## What to do
Copy out all lines in the material below that contain the string "title".

§ §

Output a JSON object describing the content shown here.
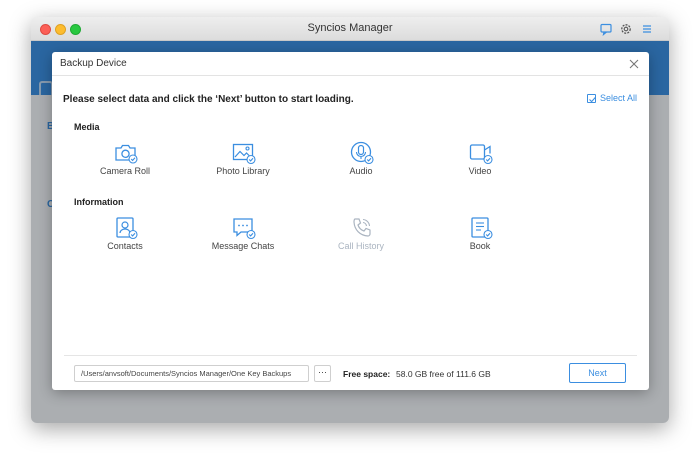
{
  "window": {
    "title": "Syncios Manager",
    "icons": [
      "chat-icon",
      "gear-icon",
      "menu-icon"
    ]
  },
  "background": {
    "letters": [
      "B",
      "C"
    ]
  },
  "dialog": {
    "title": "Backup Device",
    "instruction": "Please select data and click the ‘Next’ button to start loading.",
    "select_all": "Select All",
    "sections": {
      "media": {
        "title": "Media",
        "items": [
          {
            "label": "Camera Roll",
            "icon": "camera-icon",
            "enabled": true
          },
          {
            "label": "Photo Library",
            "icon": "photo-icon",
            "enabled": true
          },
          {
            "label": "Audio",
            "icon": "microphone-icon",
            "enabled": true
          },
          {
            "label": "Video",
            "icon": "video-icon",
            "enabled": true
          }
        ]
      },
      "information": {
        "title": "Information",
        "items": [
          {
            "label": "Contacts",
            "icon": "contacts-icon",
            "enabled": true
          },
          {
            "label": "Message Chats",
            "icon": "message-icon",
            "enabled": true
          },
          {
            "label": "Call History",
            "icon": "phone-icon",
            "enabled": false
          },
          {
            "label": "Book",
            "icon": "book-icon",
            "enabled": true
          }
        ]
      }
    },
    "footer": {
      "path": "/Users/anvsoft/Documents/Syncios Manager/One Key Backups",
      "browse": "···",
      "free_space_label": "Free space:",
      "free_space_value": "58.0 GB free of 111.6 GB",
      "next": "Next"
    }
  },
  "colors": {
    "accent": "#3b8ee0",
    "disabled": "#aab4c0"
  }
}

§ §

## Exercise output
    "title": "Syncios Manager",
    "title": "Backup Device",
        "title": "Media",
        "title": "Information",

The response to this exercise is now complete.